--- Task input Enclosed Below ---
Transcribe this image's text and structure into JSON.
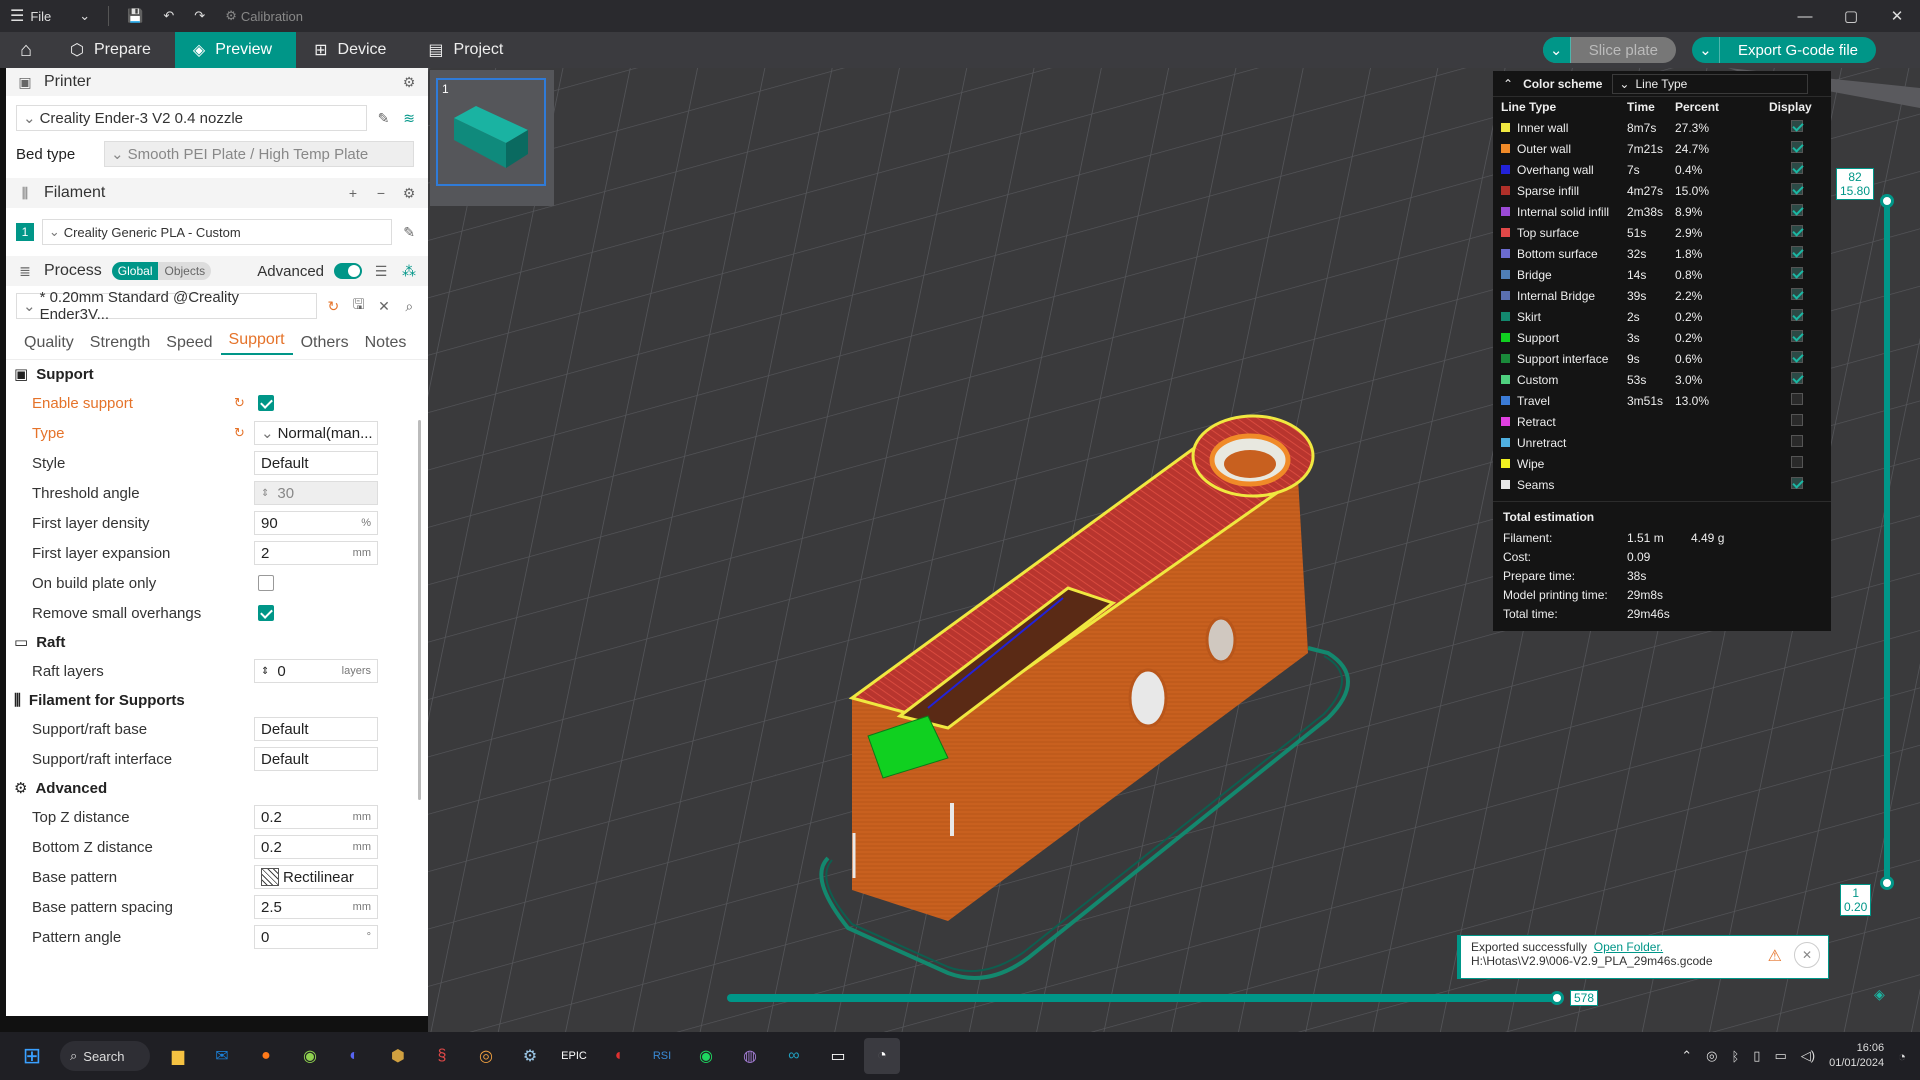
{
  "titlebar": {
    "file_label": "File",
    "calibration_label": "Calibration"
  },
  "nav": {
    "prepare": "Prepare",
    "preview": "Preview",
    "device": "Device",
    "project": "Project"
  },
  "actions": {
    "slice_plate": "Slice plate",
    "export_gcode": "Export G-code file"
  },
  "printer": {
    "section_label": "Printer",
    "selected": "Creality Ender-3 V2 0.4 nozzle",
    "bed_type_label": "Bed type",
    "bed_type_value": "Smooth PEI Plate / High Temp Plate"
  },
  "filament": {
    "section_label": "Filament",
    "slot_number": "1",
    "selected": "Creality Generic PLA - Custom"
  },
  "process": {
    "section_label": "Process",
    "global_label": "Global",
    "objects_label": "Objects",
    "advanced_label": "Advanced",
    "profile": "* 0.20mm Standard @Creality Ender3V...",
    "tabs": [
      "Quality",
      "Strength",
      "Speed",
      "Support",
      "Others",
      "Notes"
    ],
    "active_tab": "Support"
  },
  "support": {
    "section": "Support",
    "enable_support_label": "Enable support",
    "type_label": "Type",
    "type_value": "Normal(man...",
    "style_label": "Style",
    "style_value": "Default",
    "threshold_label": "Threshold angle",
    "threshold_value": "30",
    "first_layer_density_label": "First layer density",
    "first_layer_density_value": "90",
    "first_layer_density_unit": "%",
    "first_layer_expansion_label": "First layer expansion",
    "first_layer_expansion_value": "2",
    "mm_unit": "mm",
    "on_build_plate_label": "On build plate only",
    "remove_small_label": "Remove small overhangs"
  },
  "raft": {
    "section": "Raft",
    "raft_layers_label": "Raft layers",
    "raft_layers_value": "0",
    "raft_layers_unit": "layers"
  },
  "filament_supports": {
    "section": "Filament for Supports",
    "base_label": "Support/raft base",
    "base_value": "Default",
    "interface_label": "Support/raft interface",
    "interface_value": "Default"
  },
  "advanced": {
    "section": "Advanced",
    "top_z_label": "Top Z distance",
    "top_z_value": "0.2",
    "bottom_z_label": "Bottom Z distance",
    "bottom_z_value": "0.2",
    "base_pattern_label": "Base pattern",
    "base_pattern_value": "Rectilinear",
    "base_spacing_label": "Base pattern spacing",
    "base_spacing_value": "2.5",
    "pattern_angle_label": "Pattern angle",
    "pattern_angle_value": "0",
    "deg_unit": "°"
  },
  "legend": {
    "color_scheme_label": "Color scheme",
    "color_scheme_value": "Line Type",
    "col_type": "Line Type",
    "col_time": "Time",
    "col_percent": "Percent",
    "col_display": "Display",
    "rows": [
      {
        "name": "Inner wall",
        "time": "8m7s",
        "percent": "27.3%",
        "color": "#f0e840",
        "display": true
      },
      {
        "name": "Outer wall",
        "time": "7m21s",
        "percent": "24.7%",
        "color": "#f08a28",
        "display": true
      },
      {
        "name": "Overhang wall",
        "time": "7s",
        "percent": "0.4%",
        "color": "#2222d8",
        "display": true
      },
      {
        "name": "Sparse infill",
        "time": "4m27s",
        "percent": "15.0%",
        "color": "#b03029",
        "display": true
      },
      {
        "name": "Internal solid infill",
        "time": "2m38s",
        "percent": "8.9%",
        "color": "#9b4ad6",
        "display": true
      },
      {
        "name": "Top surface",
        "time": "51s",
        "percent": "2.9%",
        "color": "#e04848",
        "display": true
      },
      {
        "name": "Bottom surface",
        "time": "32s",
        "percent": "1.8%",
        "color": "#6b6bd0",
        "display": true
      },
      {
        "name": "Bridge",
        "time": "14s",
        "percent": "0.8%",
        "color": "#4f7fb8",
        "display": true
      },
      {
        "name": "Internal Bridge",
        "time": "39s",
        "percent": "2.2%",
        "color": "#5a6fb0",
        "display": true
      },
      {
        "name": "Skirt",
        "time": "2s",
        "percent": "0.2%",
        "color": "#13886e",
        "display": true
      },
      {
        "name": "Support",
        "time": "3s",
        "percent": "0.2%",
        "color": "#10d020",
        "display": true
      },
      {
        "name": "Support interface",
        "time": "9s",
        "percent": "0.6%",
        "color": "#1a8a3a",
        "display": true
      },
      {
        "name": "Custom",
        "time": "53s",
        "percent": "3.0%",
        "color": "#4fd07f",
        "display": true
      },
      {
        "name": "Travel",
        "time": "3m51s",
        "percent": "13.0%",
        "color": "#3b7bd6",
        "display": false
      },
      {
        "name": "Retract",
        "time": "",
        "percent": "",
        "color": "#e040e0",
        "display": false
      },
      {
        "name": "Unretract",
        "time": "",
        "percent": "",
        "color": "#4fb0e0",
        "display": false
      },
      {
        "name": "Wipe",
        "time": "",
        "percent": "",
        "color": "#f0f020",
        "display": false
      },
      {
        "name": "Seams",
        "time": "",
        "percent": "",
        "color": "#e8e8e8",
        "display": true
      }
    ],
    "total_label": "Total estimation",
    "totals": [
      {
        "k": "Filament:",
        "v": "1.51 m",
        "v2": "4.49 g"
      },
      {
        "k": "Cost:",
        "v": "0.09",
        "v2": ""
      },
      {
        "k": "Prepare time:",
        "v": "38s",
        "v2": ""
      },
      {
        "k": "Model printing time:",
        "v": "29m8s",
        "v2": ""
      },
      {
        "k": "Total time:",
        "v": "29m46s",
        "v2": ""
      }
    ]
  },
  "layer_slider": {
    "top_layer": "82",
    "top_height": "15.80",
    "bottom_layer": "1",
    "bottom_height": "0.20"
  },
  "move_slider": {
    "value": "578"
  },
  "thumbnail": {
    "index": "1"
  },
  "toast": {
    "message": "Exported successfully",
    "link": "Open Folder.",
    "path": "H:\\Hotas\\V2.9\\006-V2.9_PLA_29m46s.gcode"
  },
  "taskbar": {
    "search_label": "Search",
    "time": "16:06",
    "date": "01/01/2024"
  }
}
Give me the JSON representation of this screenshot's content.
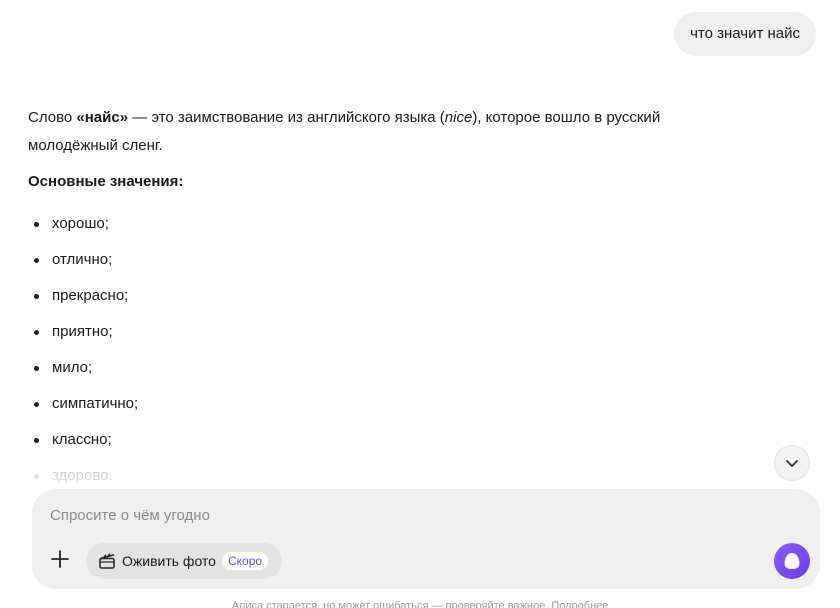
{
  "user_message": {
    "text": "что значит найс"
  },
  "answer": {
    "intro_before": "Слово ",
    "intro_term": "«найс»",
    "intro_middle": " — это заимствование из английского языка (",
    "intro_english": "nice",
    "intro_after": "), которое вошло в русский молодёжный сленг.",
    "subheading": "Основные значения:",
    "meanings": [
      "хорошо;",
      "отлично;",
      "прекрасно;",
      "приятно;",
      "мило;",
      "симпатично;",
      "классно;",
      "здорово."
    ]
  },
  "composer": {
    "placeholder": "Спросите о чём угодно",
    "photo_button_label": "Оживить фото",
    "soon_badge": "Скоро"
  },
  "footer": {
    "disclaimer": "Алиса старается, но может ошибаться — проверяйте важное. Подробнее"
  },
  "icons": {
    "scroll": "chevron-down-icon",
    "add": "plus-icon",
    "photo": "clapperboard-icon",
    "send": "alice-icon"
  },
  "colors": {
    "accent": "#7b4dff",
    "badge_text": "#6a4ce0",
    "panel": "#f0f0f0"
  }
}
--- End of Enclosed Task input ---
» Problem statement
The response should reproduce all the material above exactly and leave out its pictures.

» Written answer
Transcribe this image's text and structure into JSON.
{
  "titlebar": {
    "file_label": "File",
    "calibration_label": "Calibration"
  },
  "nav": {
    "prepare": "Prepare",
    "preview": "Preview",
    "device": "Device",
    "project": "Project"
  },
  "actions": {
    "slice_plate": "Slice plate",
    "export_gcode": "Export G-code file"
  },
  "printer": {
    "section_label": "Printer",
    "selected": "Creality Ender-3 V2 0.4 nozzle",
    "bed_type_label": "Bed type",
    "bed_type_value": "Smooth PEI Plate / High Temp Plate"
  },
  "filament": {
    "section_label": "Filament",
    "slot_number": "1",
    "selected": "Creality Generic PLA - Custom"
  },
  "process": {
    "section_label": "Process",
    "global_label": "Global",
    "objects_label": "Objects",
    "advanced_label": "Advanced",
    "profile": "* 0.20mm Standard @Creality Ender3V...",
    "tabs": [
      "Quality",
      "Strength",
      "Speed",
      "Support",
      "Others",
      "Notes"
    ],
    "active_tab": "Support"
  },
  "support": {
    "section": "Support",
    "enable_support_label": "Enable support",
    "type_label": "Type",
    "type_value": "Normal(man...",
    "style_label": "Style",
    "style_value": "Default",
    "threshold_label": "Threshold angle",
    "threshold_value": "30",
    "first_layer_density_label": "First layer density",
    "first_layer_density_value": "90",
    "first_layer_density_unit": "%",
    "first_layer_expansion_label": "First layer expansion",
    "first_layer_expansion_value": "2",
    "mm_unit": "mm",
    "on_build_plate_label": "On build plate only",
    "remove_small_label": "Remove small overhangs"
  },
  "raft": {
    "section": "Raft",
    "raft_layers_label": "Raft layers",
    "raft_layers_value": "0",
    "raft_layers_unit": "layers"
  },
  "filament_supports": {
    "section": "Filament for Supports",
    "base_label": "Support/raft base",
    "base_value": "Default",
    "interface_label": "Support/raft interface",
    "interface_value": "Default"
  },
  "advanced": {
    "section": "Advanced",
    "top_z_label": "Top Z distance",
    "top_z_value": "0.2",
    "bottom_z_label": "Bottom Z distance",
    "bottom_z_value": "0.2",
    "base_pattern_label": "Base pattern",
    "base_pattern_value": "Rectilinear",
    "base_spacing_label": "Base pattern spacing",
    "base_spacing_value": "2.5",
    "pattern_angle_label": "Pattern angle",
    "pattern_angle_value": "0",
    "deg_unit": "°"
  },
  "legend": {
    "color_scheme_label": "Color scheme",
    "color_scheme_value": "Line Type",
    "col_type": "Line Type",
    "col_time": "Time",
    "col_percent": "Percent",
    "col_display": "Display",
    "rows": [
      {
        "name": "Inner wall",
        "time": "8m7s",
        "percent": "27.3%",
        "color": "#f0e840",
        "display": true
      },
      {
        "name": "Outer wall",
        "time": "7m21s",
        "percent": "24.7%",
        "color": "#f08a28",
        "display": true
      },
      {
        "name": "Overhang wall",
        "time": "7s",
        "percent": "0.4%",
        "color": "#2222d8",
        "display": true
      },
      {
        "name": "Sparse infill",
        "time": "4m27s",
        "percent": "15.0%",
        "color": "#b03029",
        "display": true
      },
      {
        "name": "Internal solid infill",
        "time": "2m38s",
        "percent": "8.9%",
        "color": "#9b4ad6",
        "display": true
      },
      {
        "name": "Top surface",
        "time": "51s",
        "percent": "2.9%",
        "color": "#e04848",
        "display": true
      },
      {
        "name": "Bottom surface",
        "time": "32s",
        "percent": "1.8%",
        "color": "#6b6bd0",
        "display": true
      },
      {
        "name": "Bridge",
        "time": "14s",
        "percent": "0.8%",
        "color": "#4f7fb8",
        "display": true
      },
      {
        "name": "Internal Bridge",
        "time": "39s",
        "percent": "2.2%",
        "color": "#5a6fb0",
        "display": true
      },
      {
        "name": "Skirt",
        "time": "2s",
        "percent": "0.2%",
        "color": "#13886e",
        "display": true
      },
      {
        "name": "Support",
        "time": "3s",
        "percent": "0.2%",
        "color": "#10d020",
        "display": true
      },
      {
        "name": "Support interface",
        "time": "9s",
        "percent": "0.6%",
        "color": "#1a8a3a",
        "display": true
      },
      {
        "name": "Custom",
        "time": "53s",
        "percent": "3.0%",
        "color": "#4fd07f",
        "display": true
      },
      {
        "name": "Travel",
        "time": "3m51s",
        "percent": "13.0%",
        "color": "#3b7bd6",
        "display": false
      },
      {
        "name": "Retract",
        "time": "",
        "percent": "",
        "color": "#e040e0",
        "display": false
      },
      {
        "name": "Unretract",
        "time": "",
        "percent": "",
        "color": "#4fb0e0",
        "display": false
      },
      {
        "name": "Wipe",
        "time": "",
        "percent": "",
        "color": "#f0f020",
        "display": false
      },
      {
        "name": "Seams",
        "time": "",
        "percent": "",
        "color": "#e8e8e8",
        "display": true
      }
    ],
    "total_label": "Total estimation",
    "totals": [
      {
        "k": "Filament:",
        "v": "1.51 m",
        "v2": "4.49 g"
      },
      {
        "k": "Cost:",
        "v": "0.09",
        "v2": ""
      },
      {
        "k": "Prepare time:",
        "v": "38s",
        "v2": ""
      },
      {
        "k": "Model printing time:",
        "v": "29m8s",
        "v2": ""
      },
      {
        "k": "Total time:",
        "v": "29m46s",
        "v2": ""
      }
    ]
  },
  "layer_slider": {
    "top_layer": "82",
    "top_height": "15.80",
    "bottom_layer": "1",
    "bottom_height": "0.20"
  },
  "move_slider": {
    "value": "578"
  },
  "thumbnail": {
    "index": "1"
  },
  "toast": {
    "message": "Exported successfully",
    "link": "Open Folder.",
    "path": "H:\\Hotas\\V2.9\\006-V2.9_PLA_29m46s.gcode"
  },
  "taskbar": {
    "search_label": "Search",
    "time": "16:06",
    "date": "01/01/2024"
  }
}
Give me the JSON representation of this screenshot's content.
{
  "user_message": {
    "text": "что значит найс"
  },
  "answer": {
    "intro_before": "Слово ",
    "intro_term": "«найс»",
    "intro_middle": " — это заимствование из английского языка (",
    "intro_english": "nice",
    "intro_after": "), которое вошло в русский молодёжный сленг.",
    "subheading": "Основные значения:",
    "meanings": [
      "хорошо;",
      "отлично;",
      "прекрасно;",
      "приятно;",
      "мило;",
      "симпатично;",
      "классно;",
      "здорово."
    ]
  },
  "composer": {
    "placeholder": "Спросите о чём угодно",
    "photo_button_label": "Оживить фото",
    "soon_badge": "Скоро"
  },
  "footer": {
    "disclaimer": "Алиса старается, но может ошибаться — проверяйте важное. Подробнее"
  },
  "icons": {
    "scroll": "chevron-down-icon",
    "add": "plus-icon",
    "photo": "clapperboard-icon",
    "send": "alice-icon"
  },
  "colors": {
    "accent": "#7b4dff",
    "badge_text": "#6a4ce0",
    "panel": "#f0f0f0"
  }
}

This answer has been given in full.